“[This] is a story of journalistic failure that was avoidable. The failure encompassed reporting, editing, editorial supervision and fact-checking. The magazine set aside or rationalized as unnecessary essential practices of reporting that, if pursued, would likely have led the magazine’s editors to reconsider publishing Jackie’s narrative so prominently, if at all.”

Why would an institution like Rolling Stone — which has made a name for itself in the past with deeply reported features like the piece it did on former NATO commander Stanley McChrystal, which got the general fired — take such a risk? Former New York Times editor Bill Keller argued in an interview with the Times that the pressure from the internet to engage in “clickbait” exacerbated the problems with the story, and there is some truth to that. Even though Rolling Stone is a monthly magazine, it is part of a much more competitive media landscape than ever before.

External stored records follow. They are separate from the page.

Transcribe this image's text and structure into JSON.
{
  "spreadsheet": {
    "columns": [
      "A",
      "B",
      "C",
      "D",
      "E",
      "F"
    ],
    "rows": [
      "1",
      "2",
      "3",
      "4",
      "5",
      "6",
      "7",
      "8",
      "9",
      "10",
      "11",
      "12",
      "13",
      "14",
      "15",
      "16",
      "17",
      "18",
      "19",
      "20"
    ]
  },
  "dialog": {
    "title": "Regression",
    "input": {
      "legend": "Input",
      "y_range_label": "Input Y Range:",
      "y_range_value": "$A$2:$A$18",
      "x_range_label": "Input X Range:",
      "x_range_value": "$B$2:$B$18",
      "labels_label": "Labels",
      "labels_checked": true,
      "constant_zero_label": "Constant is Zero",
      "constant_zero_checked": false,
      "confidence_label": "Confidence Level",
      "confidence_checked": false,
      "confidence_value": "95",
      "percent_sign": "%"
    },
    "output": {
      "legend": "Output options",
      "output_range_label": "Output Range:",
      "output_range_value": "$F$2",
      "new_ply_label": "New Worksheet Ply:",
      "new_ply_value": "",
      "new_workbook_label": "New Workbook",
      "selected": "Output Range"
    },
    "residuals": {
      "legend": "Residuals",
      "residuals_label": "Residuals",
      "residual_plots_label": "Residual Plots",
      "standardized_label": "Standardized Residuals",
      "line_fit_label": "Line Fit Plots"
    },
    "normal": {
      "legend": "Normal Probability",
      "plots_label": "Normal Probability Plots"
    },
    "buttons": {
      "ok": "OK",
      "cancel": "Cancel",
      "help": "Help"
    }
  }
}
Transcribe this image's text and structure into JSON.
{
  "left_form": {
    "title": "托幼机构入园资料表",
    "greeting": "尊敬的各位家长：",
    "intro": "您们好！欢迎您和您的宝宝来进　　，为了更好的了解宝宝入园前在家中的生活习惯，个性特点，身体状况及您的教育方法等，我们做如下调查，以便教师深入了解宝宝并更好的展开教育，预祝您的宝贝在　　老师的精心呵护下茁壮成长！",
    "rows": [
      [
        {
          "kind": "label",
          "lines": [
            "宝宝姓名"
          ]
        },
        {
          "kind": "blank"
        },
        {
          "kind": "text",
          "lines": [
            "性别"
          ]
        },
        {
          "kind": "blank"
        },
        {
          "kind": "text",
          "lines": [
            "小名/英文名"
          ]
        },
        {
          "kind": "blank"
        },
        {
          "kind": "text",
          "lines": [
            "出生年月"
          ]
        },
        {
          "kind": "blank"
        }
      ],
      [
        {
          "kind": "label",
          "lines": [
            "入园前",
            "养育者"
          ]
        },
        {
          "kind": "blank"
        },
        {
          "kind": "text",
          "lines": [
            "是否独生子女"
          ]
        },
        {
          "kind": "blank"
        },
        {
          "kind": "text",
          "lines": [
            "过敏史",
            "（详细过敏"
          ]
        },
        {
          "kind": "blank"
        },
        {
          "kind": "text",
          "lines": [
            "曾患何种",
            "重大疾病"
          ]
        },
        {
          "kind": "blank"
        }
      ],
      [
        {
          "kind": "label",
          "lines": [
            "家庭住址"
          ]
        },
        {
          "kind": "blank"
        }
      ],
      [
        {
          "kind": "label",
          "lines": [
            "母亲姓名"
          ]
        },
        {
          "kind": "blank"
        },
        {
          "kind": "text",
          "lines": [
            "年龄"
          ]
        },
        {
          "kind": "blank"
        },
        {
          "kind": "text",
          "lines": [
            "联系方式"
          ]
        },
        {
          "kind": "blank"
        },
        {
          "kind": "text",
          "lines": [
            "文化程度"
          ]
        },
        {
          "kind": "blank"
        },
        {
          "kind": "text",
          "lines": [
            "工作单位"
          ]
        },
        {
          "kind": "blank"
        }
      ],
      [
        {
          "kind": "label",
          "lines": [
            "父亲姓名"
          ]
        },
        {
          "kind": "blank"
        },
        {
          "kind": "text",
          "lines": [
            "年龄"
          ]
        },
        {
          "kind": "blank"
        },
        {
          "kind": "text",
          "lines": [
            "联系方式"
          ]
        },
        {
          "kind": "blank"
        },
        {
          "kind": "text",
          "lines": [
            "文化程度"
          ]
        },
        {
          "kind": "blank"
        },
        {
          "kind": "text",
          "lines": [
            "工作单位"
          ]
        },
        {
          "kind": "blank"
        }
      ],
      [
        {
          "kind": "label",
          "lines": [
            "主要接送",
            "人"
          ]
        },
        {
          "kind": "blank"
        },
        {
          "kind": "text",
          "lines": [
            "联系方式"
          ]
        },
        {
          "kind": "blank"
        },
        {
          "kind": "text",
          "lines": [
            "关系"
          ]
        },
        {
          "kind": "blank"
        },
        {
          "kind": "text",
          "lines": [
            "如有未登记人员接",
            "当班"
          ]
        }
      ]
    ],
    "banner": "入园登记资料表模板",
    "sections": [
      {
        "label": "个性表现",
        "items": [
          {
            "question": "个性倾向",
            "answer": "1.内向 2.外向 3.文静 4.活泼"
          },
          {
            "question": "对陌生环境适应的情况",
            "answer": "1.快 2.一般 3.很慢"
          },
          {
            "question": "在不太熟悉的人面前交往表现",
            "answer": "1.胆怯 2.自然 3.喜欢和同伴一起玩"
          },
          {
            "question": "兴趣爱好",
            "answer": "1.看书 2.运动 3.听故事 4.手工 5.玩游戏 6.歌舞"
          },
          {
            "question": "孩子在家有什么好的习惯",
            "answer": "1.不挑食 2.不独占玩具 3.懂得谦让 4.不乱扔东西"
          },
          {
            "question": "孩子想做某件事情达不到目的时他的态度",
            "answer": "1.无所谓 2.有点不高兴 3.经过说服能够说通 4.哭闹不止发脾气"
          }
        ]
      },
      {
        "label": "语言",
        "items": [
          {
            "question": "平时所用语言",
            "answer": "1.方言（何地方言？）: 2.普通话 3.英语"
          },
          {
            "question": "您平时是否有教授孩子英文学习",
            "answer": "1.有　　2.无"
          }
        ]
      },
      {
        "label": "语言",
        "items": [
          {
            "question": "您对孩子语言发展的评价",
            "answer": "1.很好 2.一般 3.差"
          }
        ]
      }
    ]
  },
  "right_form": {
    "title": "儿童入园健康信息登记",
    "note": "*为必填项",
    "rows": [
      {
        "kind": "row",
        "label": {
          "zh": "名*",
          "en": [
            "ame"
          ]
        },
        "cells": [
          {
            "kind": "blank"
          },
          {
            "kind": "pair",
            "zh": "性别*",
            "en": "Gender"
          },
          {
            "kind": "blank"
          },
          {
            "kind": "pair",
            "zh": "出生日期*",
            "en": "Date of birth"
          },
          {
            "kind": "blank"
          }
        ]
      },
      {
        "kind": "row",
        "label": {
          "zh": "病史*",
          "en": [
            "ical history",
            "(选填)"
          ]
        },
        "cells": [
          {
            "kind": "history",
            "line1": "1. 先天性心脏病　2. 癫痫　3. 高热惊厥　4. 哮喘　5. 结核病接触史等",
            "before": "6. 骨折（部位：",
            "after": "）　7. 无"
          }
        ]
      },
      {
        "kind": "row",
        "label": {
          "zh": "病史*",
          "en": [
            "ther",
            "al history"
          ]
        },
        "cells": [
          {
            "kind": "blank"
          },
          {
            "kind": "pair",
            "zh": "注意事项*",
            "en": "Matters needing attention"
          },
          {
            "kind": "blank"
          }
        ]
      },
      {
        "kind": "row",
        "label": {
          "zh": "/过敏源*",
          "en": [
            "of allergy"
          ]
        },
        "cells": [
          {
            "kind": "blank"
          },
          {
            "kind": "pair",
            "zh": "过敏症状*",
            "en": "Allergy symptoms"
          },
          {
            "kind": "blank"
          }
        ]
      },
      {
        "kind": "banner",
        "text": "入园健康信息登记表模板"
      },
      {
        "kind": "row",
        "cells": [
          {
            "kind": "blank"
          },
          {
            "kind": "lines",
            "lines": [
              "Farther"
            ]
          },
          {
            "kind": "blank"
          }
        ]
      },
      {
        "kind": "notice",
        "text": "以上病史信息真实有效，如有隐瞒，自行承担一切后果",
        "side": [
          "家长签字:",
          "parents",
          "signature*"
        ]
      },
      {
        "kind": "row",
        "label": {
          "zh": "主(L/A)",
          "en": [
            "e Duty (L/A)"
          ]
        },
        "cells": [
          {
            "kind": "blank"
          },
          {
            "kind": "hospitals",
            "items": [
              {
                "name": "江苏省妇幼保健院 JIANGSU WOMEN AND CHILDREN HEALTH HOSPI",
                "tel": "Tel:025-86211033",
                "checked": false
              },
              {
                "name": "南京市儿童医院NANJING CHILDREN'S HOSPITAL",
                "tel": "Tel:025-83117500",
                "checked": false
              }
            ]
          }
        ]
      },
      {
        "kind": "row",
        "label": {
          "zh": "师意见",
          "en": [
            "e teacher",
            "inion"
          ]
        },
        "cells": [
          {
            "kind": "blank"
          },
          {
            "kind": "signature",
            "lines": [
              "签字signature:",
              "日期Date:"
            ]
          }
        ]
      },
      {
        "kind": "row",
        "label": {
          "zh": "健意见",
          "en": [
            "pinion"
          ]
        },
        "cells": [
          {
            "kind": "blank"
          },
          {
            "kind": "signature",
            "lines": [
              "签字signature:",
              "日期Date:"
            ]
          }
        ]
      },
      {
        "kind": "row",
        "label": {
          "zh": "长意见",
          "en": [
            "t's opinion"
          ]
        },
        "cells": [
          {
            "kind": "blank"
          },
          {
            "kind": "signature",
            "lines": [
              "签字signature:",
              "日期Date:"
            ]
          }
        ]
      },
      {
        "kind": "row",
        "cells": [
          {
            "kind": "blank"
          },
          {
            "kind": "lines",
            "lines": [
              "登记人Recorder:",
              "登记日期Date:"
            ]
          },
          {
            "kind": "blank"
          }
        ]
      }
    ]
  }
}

But the real reason why the magazine and its editors failed to perform some of the most rudimentary journalistic tasks is the same as it has been in almost every previous example of such malfeasance — including the New York Times’ reporting on the case for intervention in Iraq in 2003, and the more recent Newsweek blockbuster feature on the secretive inventor of Bitcoin, which also turned out to be almost completely fabricated. And the reason is that the writers and editors in question desperately wanted the story to be true.

Campus rape is arguably a huge problem in America, and an extremely painful one, and stories like the one told by Jackie are all too commonplace: male fraternities as a breeding ground for such behavior, campus officials overlooking or downplaying such incidents, victims being blamed for their own assaults, and so on. Jackie’s tale was the perfect synthesis of all of these sub-themes, and as such it could be counted on to be both a massive attention-getting device and an important political and cultural document. The perfect combination. The report says:

“The problem of confirmation bias – the tendency of people to be trapped by pre-existing assumptions and to select facts that support their own views while overlooking contradictory ones – is a well-established finding of social science. It seems to have been a factor here.”

This desire to have a story be true is such a powerful drug that it can overcome even the most hard-core and deeply-ingrained journalistic instincts of senior editors at institutions like the New York Times, Newsweek and obviously Rolling Stone. It can convince a writer that checking a source’s report isn’t worth it, and it can convince editors not to bother requesting such a check. In the case of the Rolling Stone feature, interestingly enough, having more editors apply their expertise to the story may have actually exacerbated the problem rather than curing it, according to former Columbia journalism professor Bill Grueskin.

There’s one other aspect of the Rolling Stone controversy that stands out, and that is the almost complete lack of repercussions for any of the writers and editors involved in the story. The magazine should be congratulated for asking for — and then making public — an independent investigation of its practices, something that happens all too infrequently. But how could it then decide to absolve its staff of any penalty for their failure, and on top of that say it doesn’t plan to change any of its editorial processes?

If the trust of readers is one of the most valuable currencies we have in the current media landscape — as I would argue it is — then Rolling Stone banked a substantial amount by agreeing to the public review, but has spent all that and more by failing to take even the most rudimentary steps to ensure that it doesn’t happen again.